Full-Text Articles in Law

The Transboundary Movement Of Hazardous Waste, Working Paper Of The Unctc, Cleopatra Doumbia-Henry Dec 1999

The Transboundary Movement Of Hazardous Waste, Working Paper Of The Unctc, Cleopatra Doumbia-Henry

Cleopatra Doumbia-Henry

No abstract provided.


Legal Issues, Mark Drumbl Dec 1999

Legal Issues, Mark Drumbl

Mark A. Drumbl

No abstract provided.


Compliance With Non-Binding Norms Of Trade And Finance, David Wirth Dec 1999

Compliance With Non-Binding Norms Of Trade And Finance, David Wirth

David A. Wirth

No abstract provided.


Waging War Against The World: A Crime?, Mark Drumbl Dec 1999

Waging War Against The World: A Crime?, Mark Drumbl

Mark A. Drumbl

No abstract provided.


The Twilight Of Customary International Law, James Kelly Dec 1999

The Twilight Of Customary International Law, James Kelly

Patrick Kelly

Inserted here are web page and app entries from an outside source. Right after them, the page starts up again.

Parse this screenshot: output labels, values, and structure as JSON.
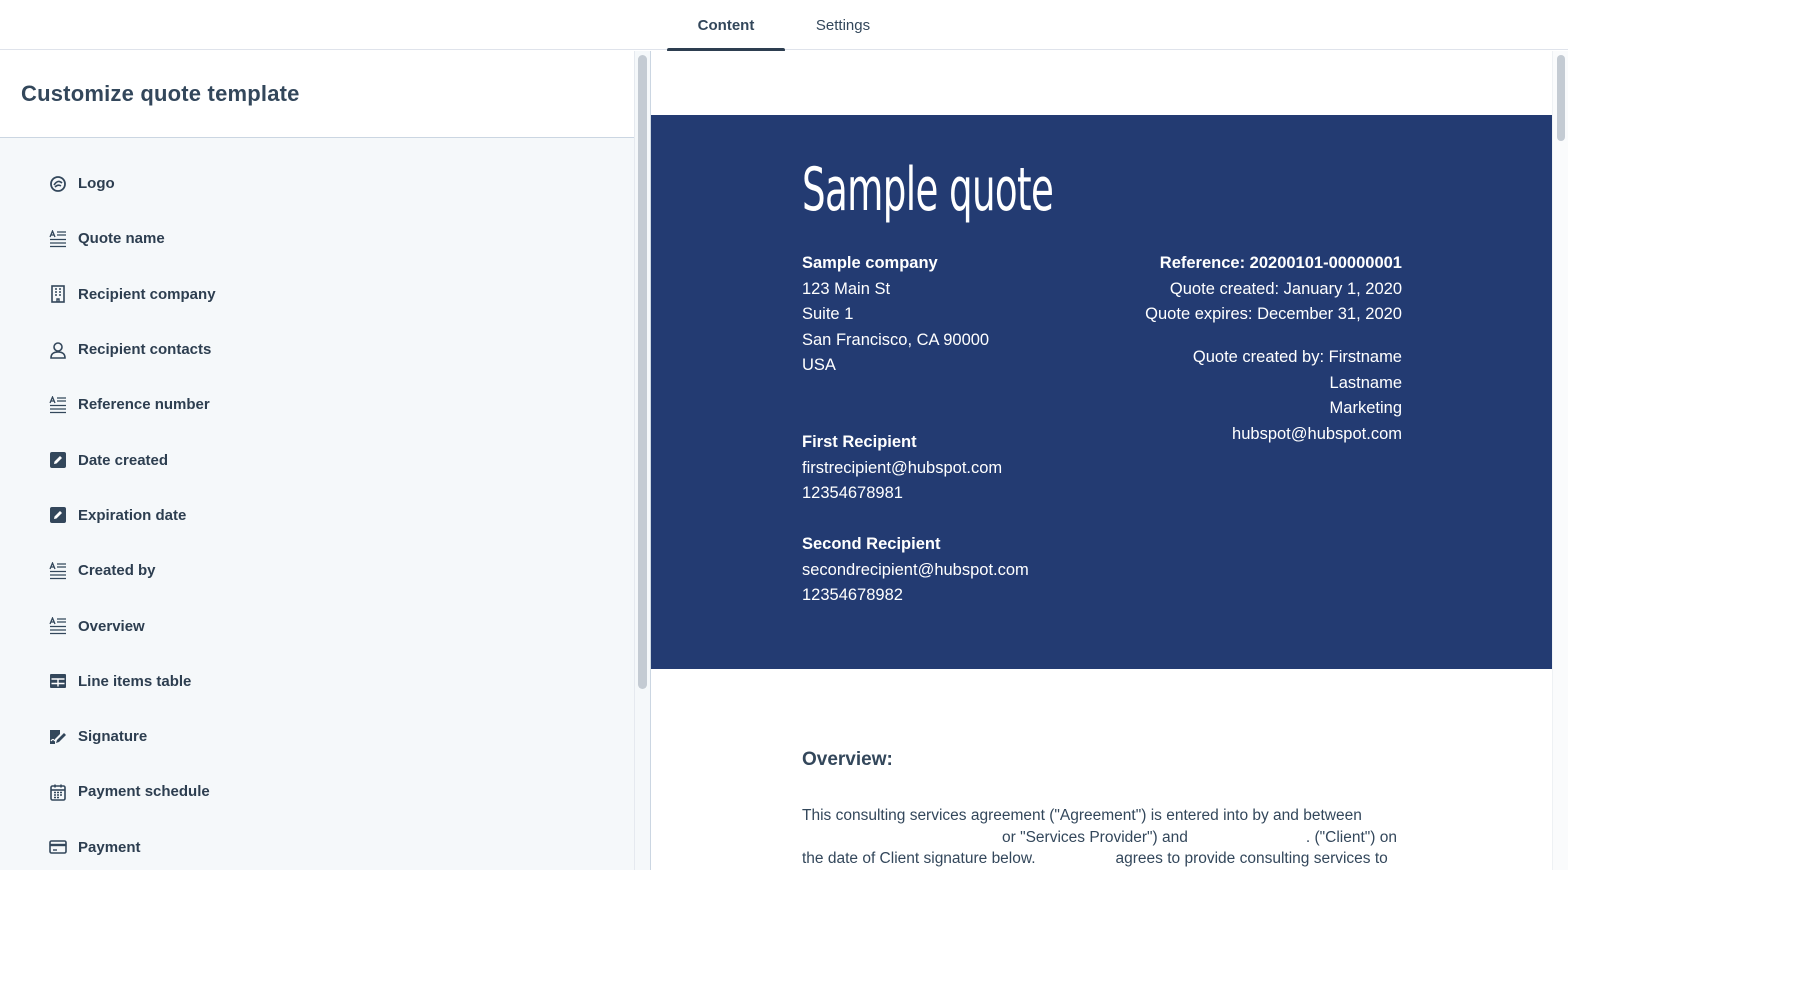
{
  "tabs": [
    {
      "label": "Content",
      "active": true
    },
    {
      "label": "Settings",
      "active": false
    }
  ],
  "sidebar": {
    "title": "Customize quote template",
    "items": [
      {
        "label": "Logo",
        "icon": "logo-icon"
      },
      {
        "label": "Quote name",
        "icon": "text-block-icon"
      },
      {
        "label": "Recipient company",
        "icon": "building-icon"
      },
      {
        "label": "Recipient contacts",
        "icon": "contact-icon"
      },
      {
        "label": "Reference number",
        "icon": "text-block-icon"
      },
      {
        "label": "Date created",
        "icon": "edit-icon"
      },
      {
        "label": "Expiration date",
        "icon": "edit-icon"
      },
      {
        "label": "Created by",
        "icon": "text-block-icon"
      },
      {
        "label": "Overview",
        "icon": "text-block-icon"
      },
      {
        "label": "Line items table",
        "icon": "table-icon"
      },
      {
        "label": "Signature",
        "icon": "signature-icon"
      },
      {
        "label": "Payment schedule",
        "icon": "calendar-icon"
      },
      {
        "label": "Payment",
        "icon": "credit-card-icon"
      }
    ]
  },
  "preview": {
    "title": "Sample quote",
    "company": {
      "name": "Sample company",
      "address1": "123 Main St",
      "address2": "Suite 1",
      "city": "San Francisco, CA 90000",
      "country": "USA"
    },
    "reference": "Reference: 20200101-00000001",
    "created": "Quote created: January 1, 2020",
    "expires": "Quote expires: December 31, 2020",
    "created_by": {
      "line1": "Quote created by: Firstname",
      "line2": "Lastname",
      "line3": "Marketing",
      "email": "hubspot@hubspot.com"
    },
    "recipients": [
      {
        "name": "First Recipient",
        "email": "firstrecipient@hubspot.com",
        "phone": "12354678981"
      },
      {
        "name": "Second Recipient",
        "email": "secondrecipient@hubspot.com",
        "phone": "12354678982"
      }
    ],
    "overview_heading": "Overview:",
    "overview_lines": [
      "This consulting services agreement (\"Agreement\") is entered into by and between",
      "or \"Services Provider\") and",
      ". (\"Client\") on",
      "the date of Client signature below.",
      "agrees to provide consulting services to"
    ]
  },
  "colors": {
    "hero_background": "#233b72",
    "panel_background": "#f5f8fa",
    "text": "#33475b"
  }
}
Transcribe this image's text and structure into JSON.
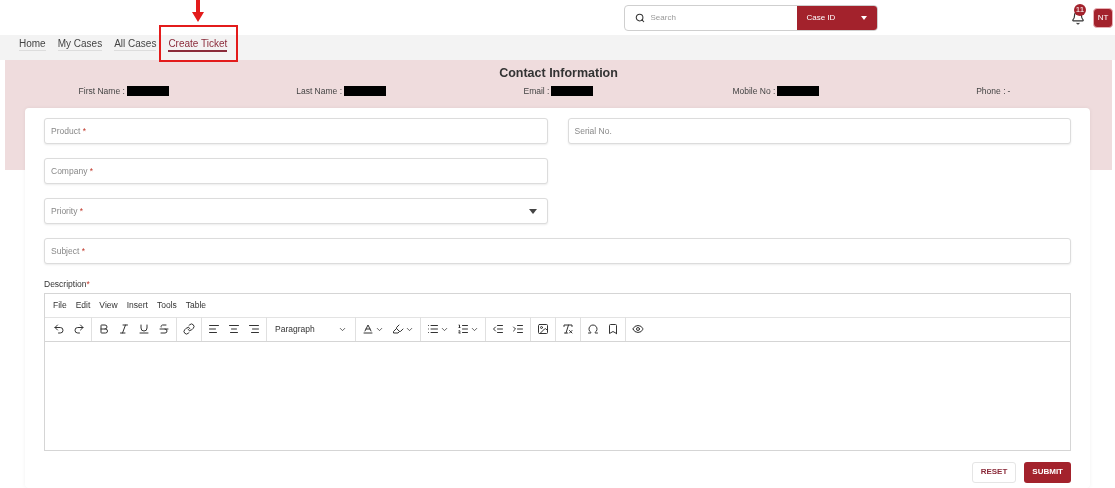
{
  "header": {
    "search": {
      "placeholder": "Search"
    },
    "search_type": "Case ID",
    "notifications": "11",
    "avatar": "NT"
  },
  "nav": [
    {
      "label": "Home",
      "selected": false,
      "annotated": false
    },
    {
      "label": "My Cases",
      "selected": false,
      "annotated": false
    },
    {
      "label": "All Cases",
      "selected": false,
      "annotated": false
    },
    {
      "label": "Create Ticket",
      "selected": true,
      "annotated": true
    }
  ],
  "contact": {
    "title": "Contact Information",
    "items": [
      {
        "label": "First Name :",
        "redacted": true
      },
      {
        "label": "Last Name :",
        "redacted": true
      },
      {
        "label": "Email :",
        "redacted": true
      },
      {
        "label": "Mobile No :",
        "redacted": true
      },
      {
        "label": "Phone :",
        "value": "-",
        "redacted": false
      }
    ]
  },
  "fields": [
    {
      "kind": "text",
      "label": "Product",
      "required_mark": "*"
    },
    {
      "kind": "text",
      "label": "Serial No."
    },
    {
      "kind": "text",
      "label": "Company",
      "required_mark": "*"
    },
    {
      "kind": "select",
      "label": "Priority",
      "required_mark": "*"
    },
    {
      "kind": "text",
      "label": "Subject",
      "required_mark": "*"
    }
  ],
  "description": {
    "label": "Description",
    "required_mark": "*",
    "menu": [
      "File",
      "Edit",
      "View",
      "Insert",
      "Tools",
      "Table"
    ],
    "format_select": "Paragraph"
  },
  "buttons": [
    {
      "kind": "secondary",
      "label": "RESET"
    },
    {
      "kind": "primary",
      "label": "SUBMIT"
    }
  ]
}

This article criticizes mainstream customary international legal theory as lacking authority and legitimacy. Few customary international law (CIL) norms are, in fact, customary. All customary law, international or otherwise, acquires its legitimacy from the normative belief of a community. Norms may be inferred from the repeated acts believed to be required using the inductive method. CIL, however, has become a device for judges, advocates, and self-interested states to deduce or create new norms without regard to the beliefs or participation of the vast majority of states and their people. CIL norms are constructed from non-binding resolutions and soft law instruments ...


The Usefulness Of Which Rawls?, Frank J. Garcia Dec 1999

The Usefulness Of Which Rawls?, Frank J. Garcia

Frank J. Garcia

No abstract provided.


Immigrant Nations: A Comparison Of The Immigration Law Of Australia And The United States, Ty Twibell Dec 1999

Immigrant Nations: A Comparison Of The Immigration Law Of Australia And The United States, Ty Twibell

Ty Twibell

This article discusses the political, legal and cultural similarities between the United States and Australia. It ties in the experience of the author in living both these countries and as an immigration attorney.
As an introduction, this article notes that Australia and the U.S. have many common traits. Both Australia and the U.S. are termed “immigrant nations” because the vast majority of what constitutes the populations in the current political entities of the “Commonwealth of Australia” or the “United States of America” are immigrants. Both nations were also rooted in the colonialism of the British Empire with corresponding ...